The Pittsburgh Penguins lost a game 10-1 last night in Chicago. It was their second regular season game in as many nights. Did you even know the NHL season had officially started?
The NHL has long battled an uphill climb for attention over the years, and the league is already off to a rough start in promoting its product in a crowded sports landscape. The timing for dropping the first pucks of the season this week could not have been much worse for a variety of reasons, but the league should take accountability for designing their schedule the way it was and for not doing enough to promote the start of the new season to the casual hockey fans out there.
Unless you are a hardcore hockey nut, then the start of the new season likely crept up on you out of nowhere. Or, perhaps, reading this post right here is what alerted you that the hockey season has in fact already started. You should not be blamed for not knowing when the season got underway, because that is responsibility falls on the league to promote and make you aware. Think about it for a second. You know exactly when the NFL kicks off. You know exactly when the first pitches of a new Major League Baseball season are thrown out. And you are likely to be somewhat aware of when the NBA will get its regular season underway. But you probably had no clue the hockey season has officially started, right?
It has. And some teams have even played multiple games. But that means a handful of teams have played games on back-to-back nights to start the season, which seems unwise as some of those teams had to play on the road against a team playing their season opener. That includes the defending Stanley Cup champion Pittsburgh Penguins, who were routed in Chicago by the Blackhawks a night after losing an overtime game at home against the St. Louis Blues. It also includes the Philadelphia Flyers, who were blanked by the Los Angeles Kings in their season opener a night after topping the San Jose Sharks. Why the NHL would have teams playing back-to-back nights to start the season is beyond me, as is the idea of placing one of its top eastern market franchises in a position to play on the West Coast to open the season in the late-night hours.
Scheduling conflicts also presented problems for Philadelphia fans each of the first two nights, because of season-opening intros and a TV window that was not wide enough for the Pittsburgh-St. Louis opener, the Flyers-Sharks game was delayed until a 10:50 p.m. ET start. And because the game was not locally televised, it was placed on the NHL Network to start until moved over to NBC Sports Network while the game was already in progress. This is not the ideal way to handle the schedule to start off a new season. On Thursday night, the Flyers and Kings had another later-than-usual start, meaning a handful of dedicated Flyers fans lost some sleep at the end of the week.
Fortunately, the Penguins and Flyers were the only two teams to open the season on back-to-back nights, so this is just a minor problem for the league. But having the defending champions have to do so with the schedule seems unjustified and the result on the ice gave a not-so-flattering product advertisement for the league with a 10-1 victory by the Blackhawks.
What is amazing is why the NHL chose the dates they did to open up the season.
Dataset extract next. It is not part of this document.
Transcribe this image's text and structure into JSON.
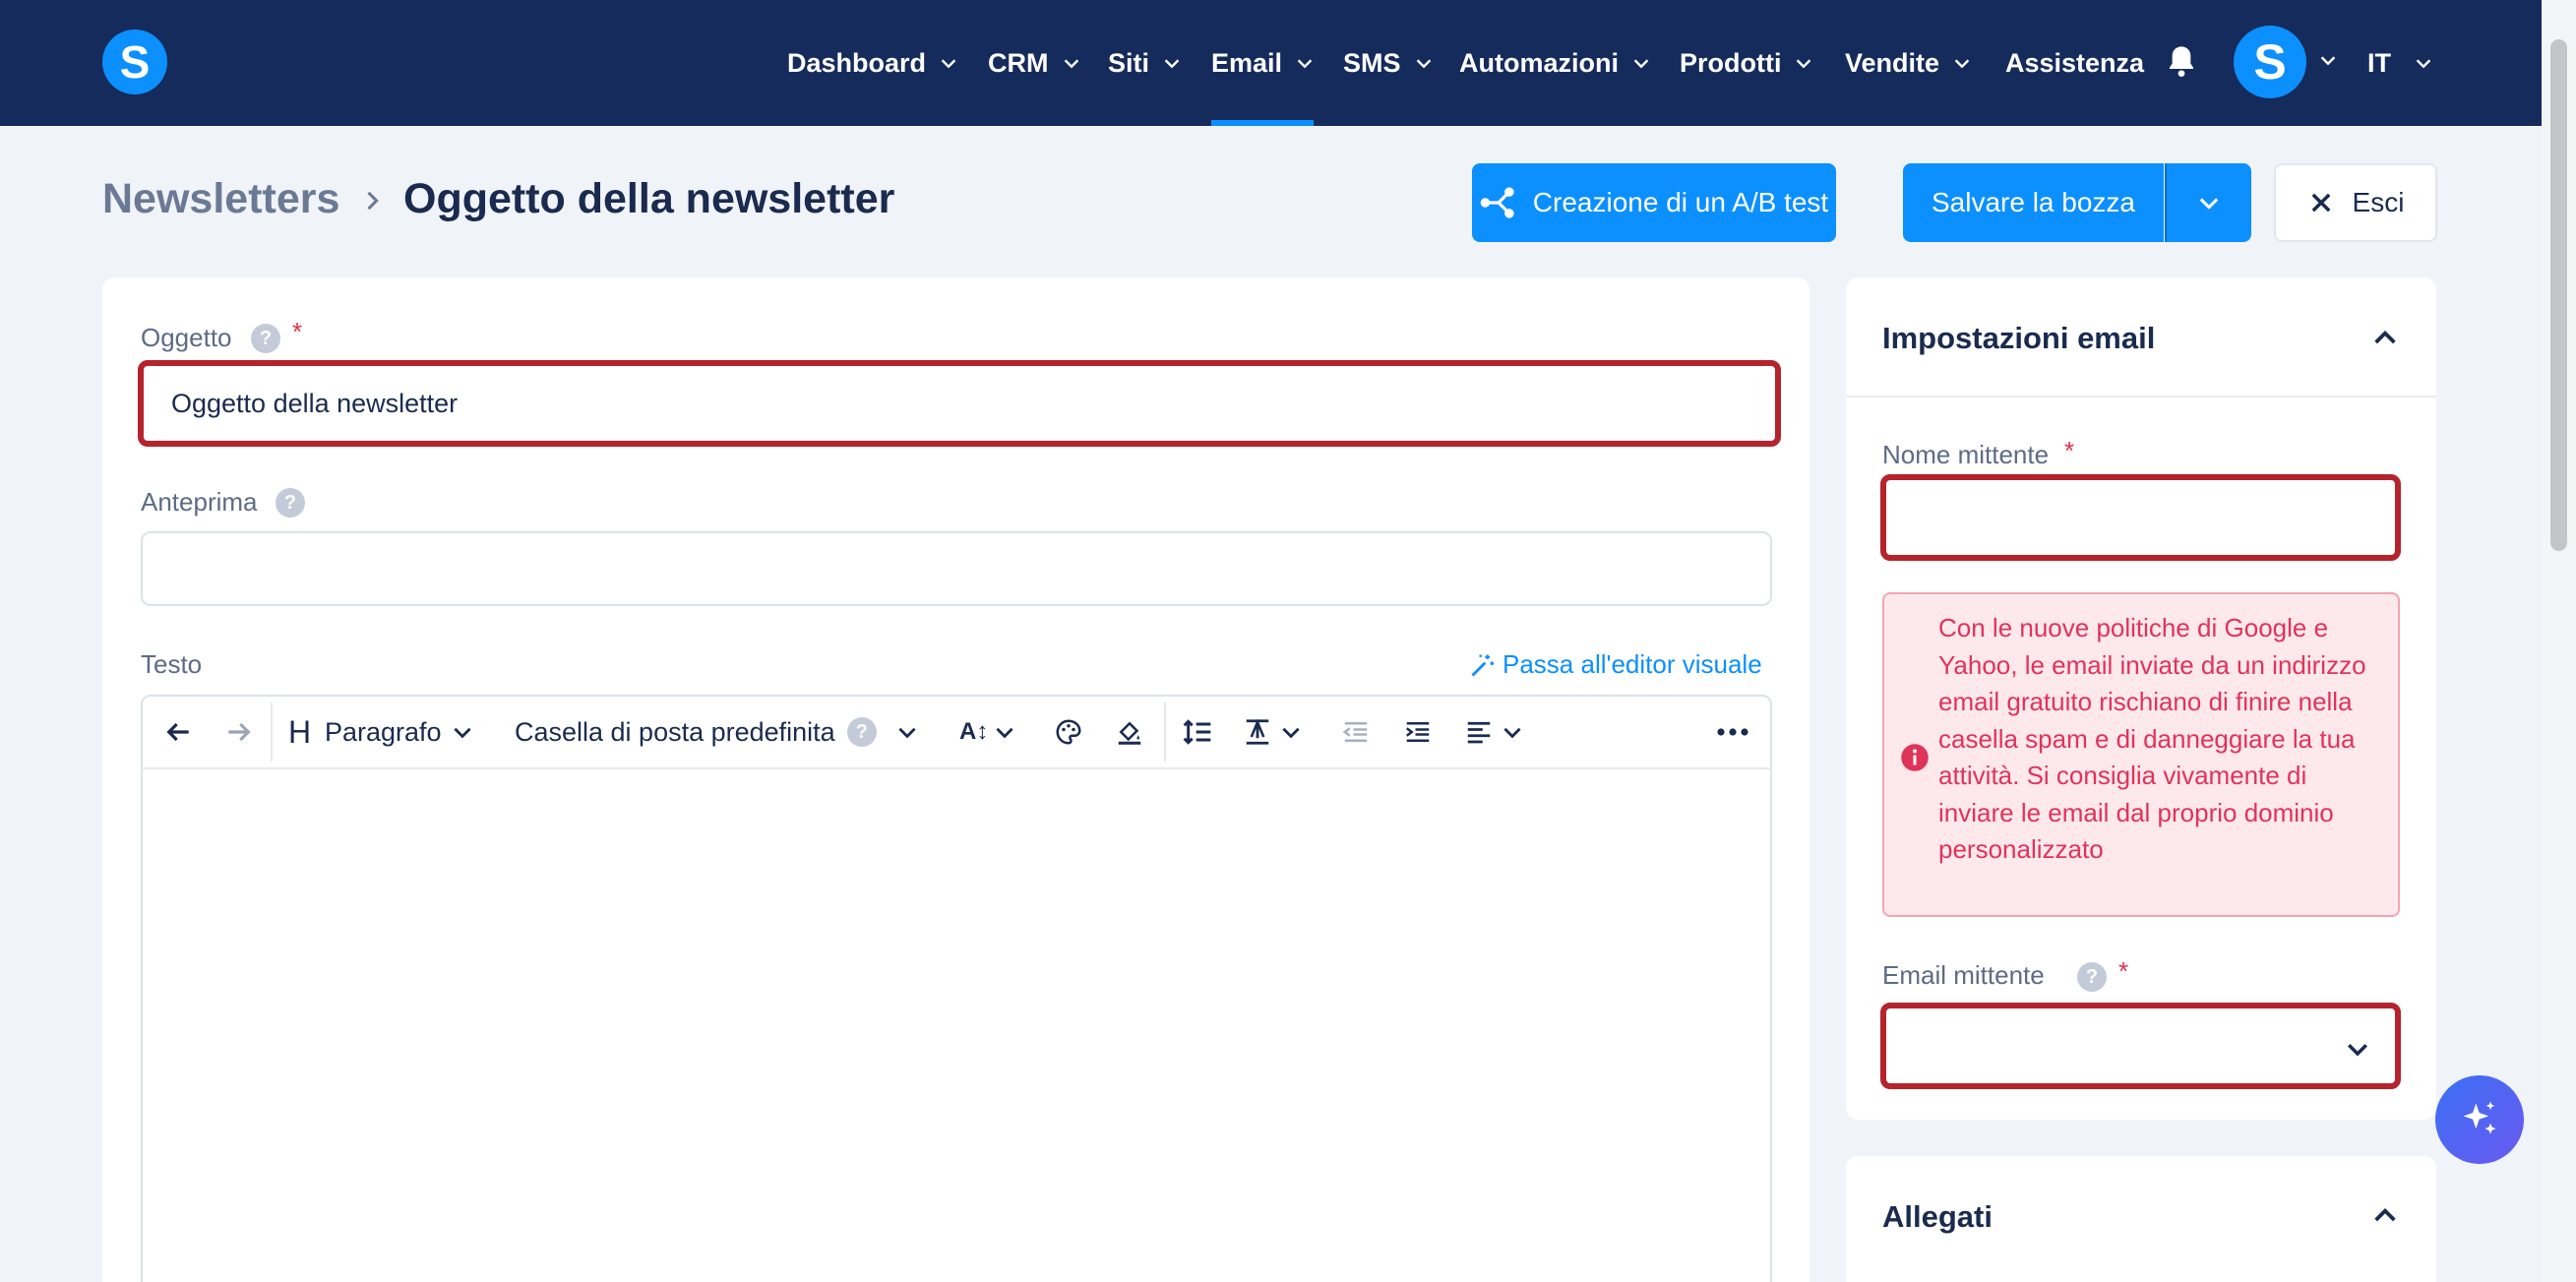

The NHL will always believe in its own product and the core fans will be fine with it, but to schedule 14 teams to play their season openers on a Thursday night already dominated by the NFL’s Thursday Night Football and with the MLB division series going on just seems like poor planning. There was also a college football game between two top 25 teams in action, although the NHL cannot look forward and project which college football teams will or will not be ranked when putting the schedule together.
But to make the decision to open up the bulk of the league up against a Thursday night NFL game is poor business management from the league’s perspective. Throw in the baseball playoffs and you have a real head-scratcher. And it was entirely avoidable from the start. Why not have a league-wide opening on Wednesday night and make an actual event out of the night from coast to coast?
Opening up against the NFL and the baseball postseason immediately puts the NHL’s regular season hiding deep in the shadows and will ensure it easily gets overlooked. Maybe the NHL has accepted its fate in the pecking order of sports. If so, then that is unsettling as the league tries to expand and grow its product. Maybe the fault falls on the teams, and perhaps it varies by market, but once again the start of the NHL season has seemed to get underway with all of the sports attention focused elsewhere. That even includes preseason basketball as the NBA continues to improve its push to promote its product. The NHL’s loss has long been the NBA’s gain. People tune in to summer league NBA games and will be more likely to discuss what’s happening in a preseason game before they even think about what happened in an NHL regular season game few knew was being played.
As a casual hockey fan myself, I generally do not tune in much to the NHL until after the college football bowl season and the NFL playoffs. Unless the NHL is ever going to shorten its season, then they will continue to run the risk of playing in the background while the general sports focus is on football, baseball, and basketball.